BRIEF: The lines you return must be all those in the data that hold the string "JSON".

EXTRACTED RECORDS:
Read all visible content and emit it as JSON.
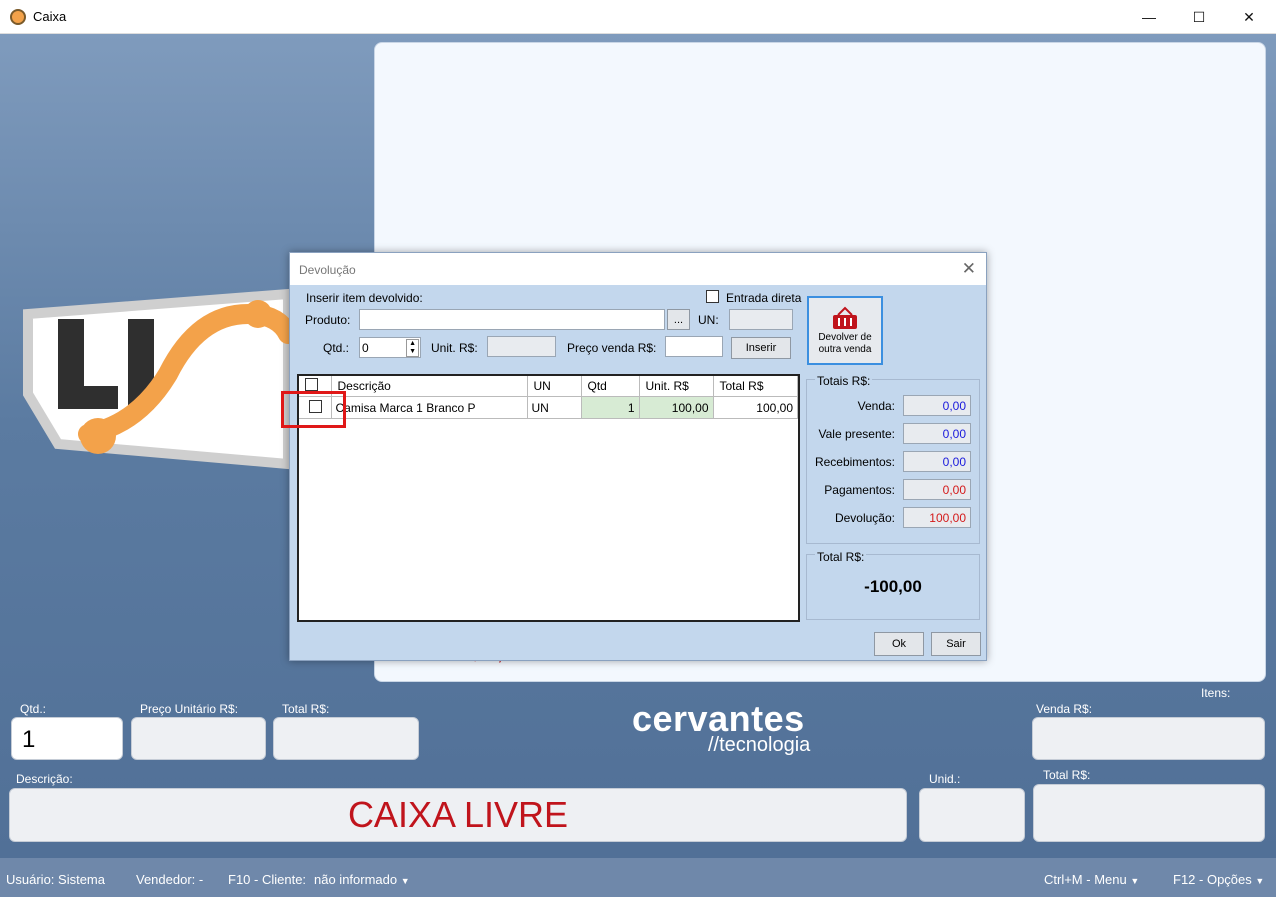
{
  "window": {
    "title": "Caixa"
  },
  "bottom": {
    "qtd_label": "Qtd.:",
    "qtd_value": "1",
    "preco_label": "Preço Unitário R$:",
    "total_label": "Total R$:",
    "descricao_label": "Descrição:",
    "descricao_value": "CAIXA LIVRE",
    "unid_label": "Unid.:",
    "itens_label": "Itens:",
    "venda_label": "Venda R$:",
    "total2_label": "Total R$:",
    "brand_line1": "cervantes",
    "brand_line2": "//tecnologia",
    "behind_text": "R$ 0,00"
  },
  "statusbar": {
    "usuario": "Usuário:  Sistema",
    "vendedor": "Vendedor:  -",
    "cliente_label": "F10 - Cliente:",
    "cliente_value": "não informado",
    "menu": "Ctrl+M - Menu",
    "opcoes": "F12 - Opções"
  },
  "dialog": {
    "title": "Devolução",
    "group_label": "Inserir item devolvido:",
    "entrada_direta": "Entrada direta",
    "produto_label": "Produto:",
    "browse_btn": "...",
    "un_label": "UN:",
    "qtd_label": "Qtd.:",
    "qtd_value": "0",
    "unit_label": "Unit. R$:",
    "preco_venda_label": "Preço venda R$:",
    "inserir_btn": "Inserir",
    "devolver_btn": "Devolver de outra venda",
    "columns": [
      "Descrição",
      "UN",
      "Qtd",
      "Unit. R$",
      "Total R$"
    ],
    "rows": [
      {
        "descricao": "Camisa Marca 1 Branco P",
        "un": "UN",
        "qtd": "1",
        "unit": "100,00",
        "total": "100,00"
      }
    ],
    "totais_label": "Totais R$:",
    "totais": [
      {
        "label": "Venda:",
        "value": "0,00",
        "color": "#1a1adc"
      },
      {
        "label": "Vale presente:",
        "value": "0,00",
        "color": "#1a1adc"
      },
      {
        "label": "Recebimentos:",
        "value": "0,00",
        "color": "#1a1adc"
      },
      {
        "label": "Pagamentos:",
        "value": "0,00",
        "color": "#d41a1a"
      },
      {
        "label": "Devolução:",
        "value": "100,00",
        "color": "#d41a1a"
      }
    ],
    "total_label": "Total R$:",
    "total_value": "-100,00",
    "ok_btn": "Ok",
    "sair_btn": "Sair"
  },
  "colors": {
    "accent_red": "#c0141c",
    "status_bar": "#6f88aa",
    "dialog_bg": "#c3d7ed"
  }
}
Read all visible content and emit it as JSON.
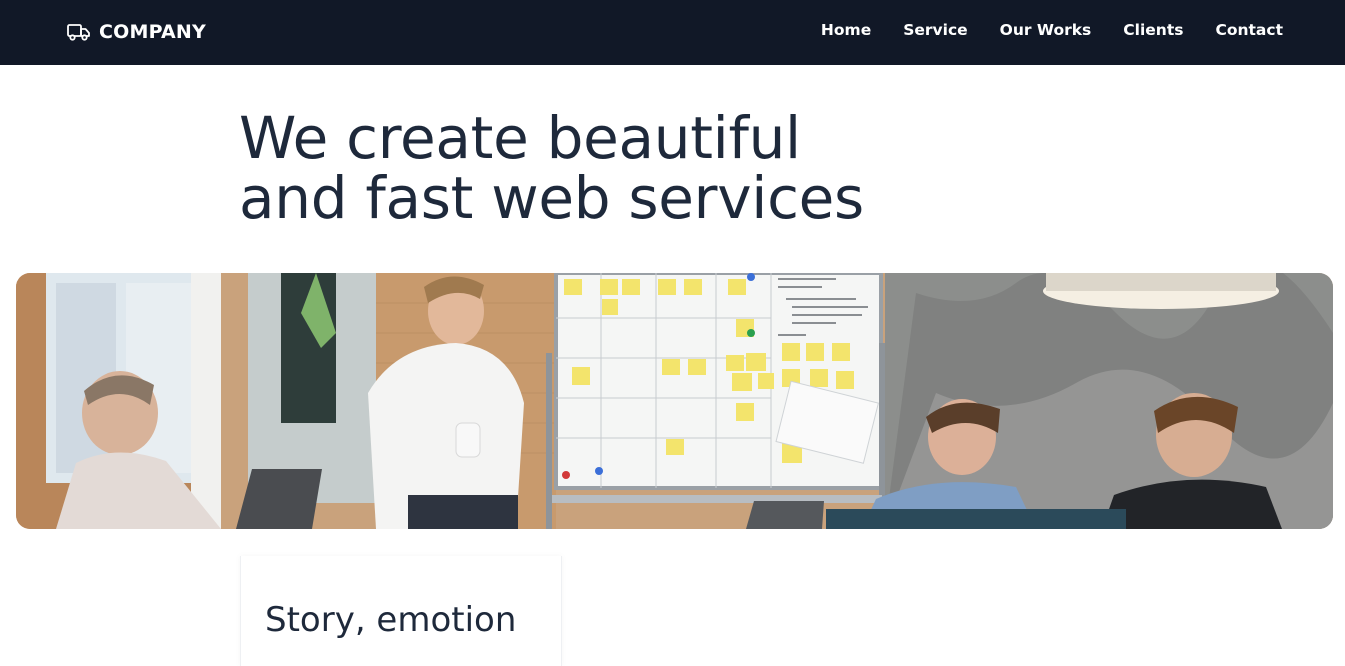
{
  "brand": {
    "name": "COMPANY",
    "icon": "truck-icon"
  },
  "nav": {
    "items": [
      {
        "label": "Home"
      },
      {
        "label": "Service"
      },
      {
        "label": "Our Works"
      },
      {
        "label": "Clients"
      },
      {
        "label": "Contact"
      }
    ]
  },
  "hero": {
    "title_line1": "We create beautiful",
    "title_line2": "and fast web services"
  },
  "feature_card": {
    "title": "Story, emotion"
  },
  "colors": {
    "navbar_bg": "#111827",
    "heading": "#1e293b"
  }
}
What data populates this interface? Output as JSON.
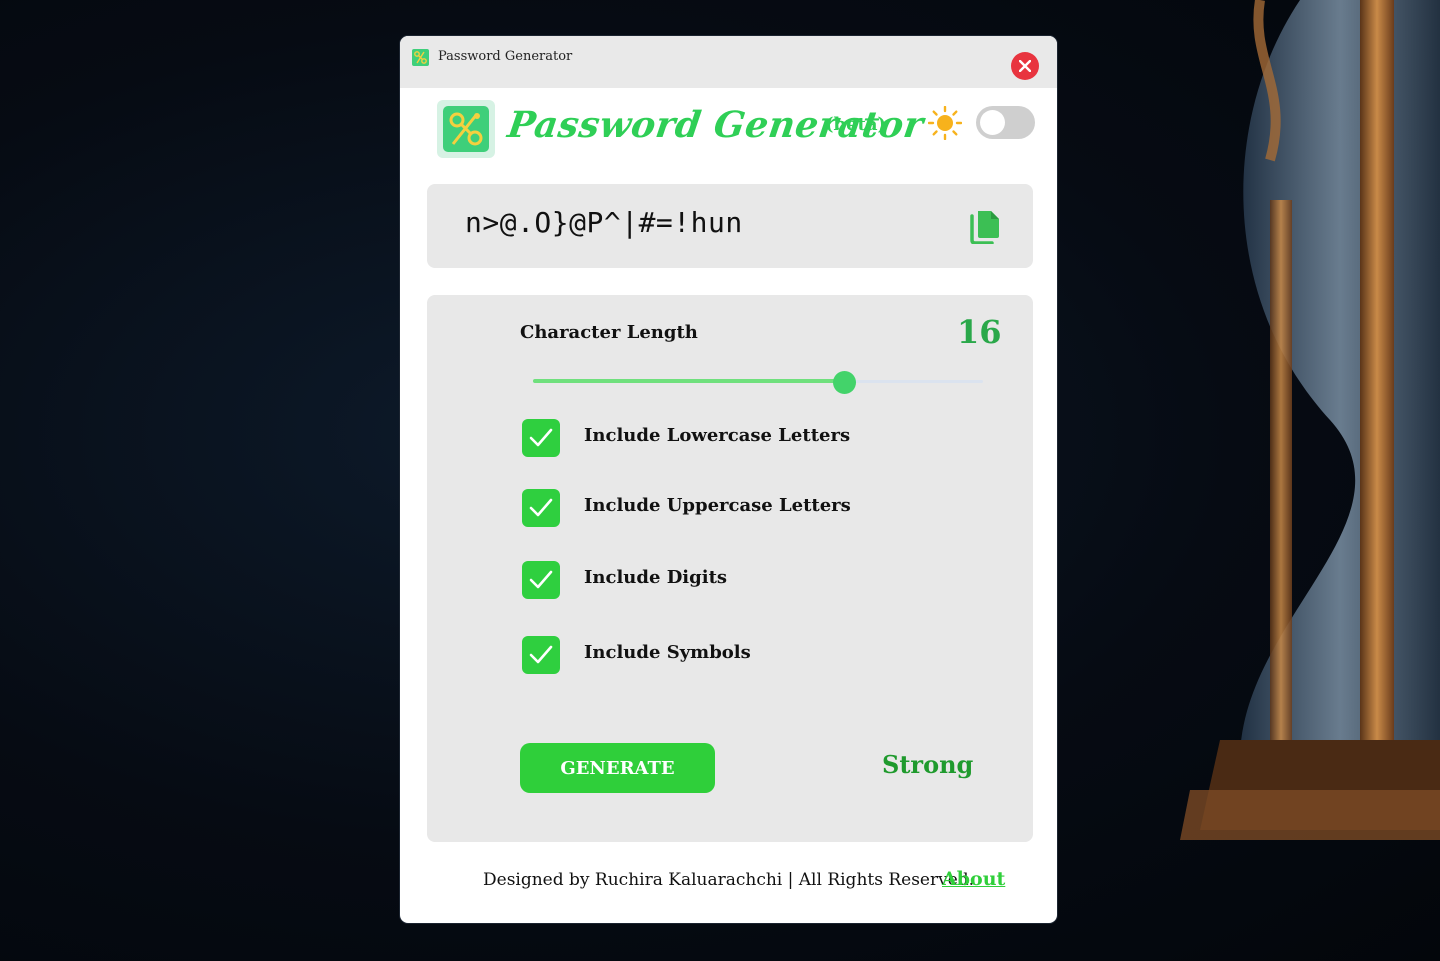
{
  "window": {
    "title": "Password Generator"
  },
  "header": {
    "app_title": "Password Generator",
    "beta_label": "(beta)",
    "theme_icon": "sun-icon",
    "dark_mode_enabled": false
  },
  "password": {
    "value": "n>@.O}@P^|#=!hun",
    "copy_icon": "copy-icon"
  },
  "length": {
    "label": "Character Length",
    "value": "16",
    "slider_fraction": 0.69
  },
  "options": [
    {
      "label": "Include Lowercase Letters",
      "checked": true
    },
    {
      "label": "Include Uppercase Letters",
      "checked": true
    },
    {
      "label": "Include Digits",
      "checked": true
    },
    {
      "label": "Include Symbols",
      "checked": true
    }
  ],
  "actions": {
    "generate_label": "GENERATE",
    "strength_label": "Strong"
  },
  "footer": {
    "credit": "Designed by Ruchira Kaluarachchi | All Rights Reserved.",
    "about_link": "About"
  },
  "colors": {
    "accent_green": "#2fcf3a",
    "strength_green": "#1f9a2d",
    "close_red": "#e8343f"
  }
}
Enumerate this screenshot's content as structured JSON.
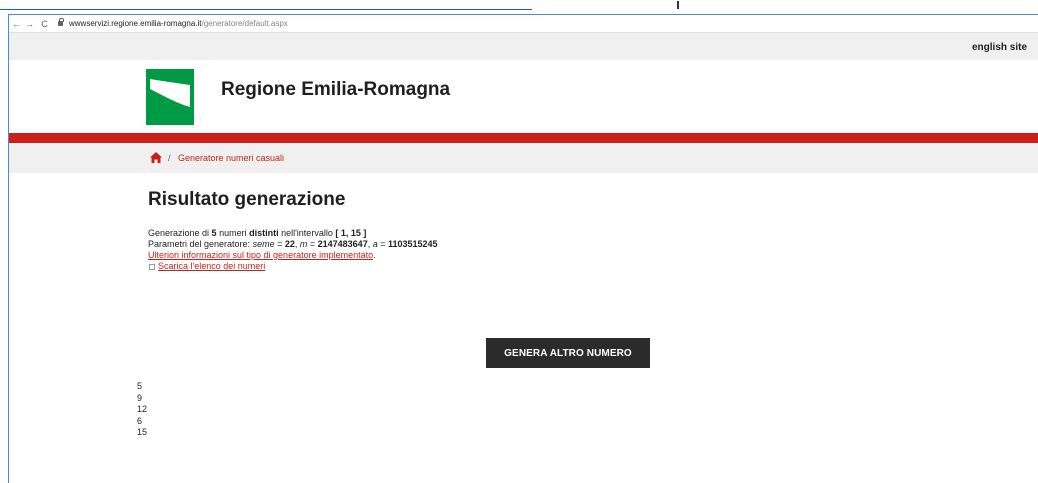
{
  "browser": {
    "back_label": "←",
    "forward_label": "→",
    "reload_label": "C",
    "url_host": "wwwservizi.regione.emilia-romagna.it",
    "url_path": "/generatore/default.aspx"
  },
  "topbar": {
    "english_link": "english site"
  },
  "header": {
    "title": "Regione Emilia-Romagna"
  },
  "breadcrumb": {
    "separator": "/",
    "current": "Generatore numeri casuali"
  },
  "main": {
    "heading": "Risultato generazione",
    "summary": {
      "prefix": "Generazione di ",
      "count": "5",
      "mid1": " numeri ",
      "distinct": "distinti",
      "mid2": " nell'intervallo ",
      "interval": "[ 1, 15 ]"
    },
    "params": {
      "prefix": "Parametri del generatore: ",
      "seme_label": "seme",
      "seme_value": "22",
      "m_label": "m",
      "m_value": "2147483647",
      "a_label": "a",
      "a_value": "1103515245",
      "eq": " = ",
      "comma": ", "
    },
    "info_link": "Ulteriori informazioni sul tipo di generatore implementato",
    "info_suffix": ".",
    "download_link": "Scarica l'elenco dei numeri"
  },
  "generate_button": "GENERA ALTRO NUMERO",
  "results": [
    "5",
    "9",
    "12",
    "6",
    "15"
  ],
  "colors": {
    "accent_red": "#cd1e19",
    "link_red": "#c6221c",
    "logo_green": "#009a44",
    "button_dark": "#2b2b2b"
  }
}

TASK SOLUTION:
Read all visible content and emit it as JSON.
Read all visible content and emit it as JSON.
What data populates this interface? Output as JSON.
Enumerate this screenshot's content as structured JSON.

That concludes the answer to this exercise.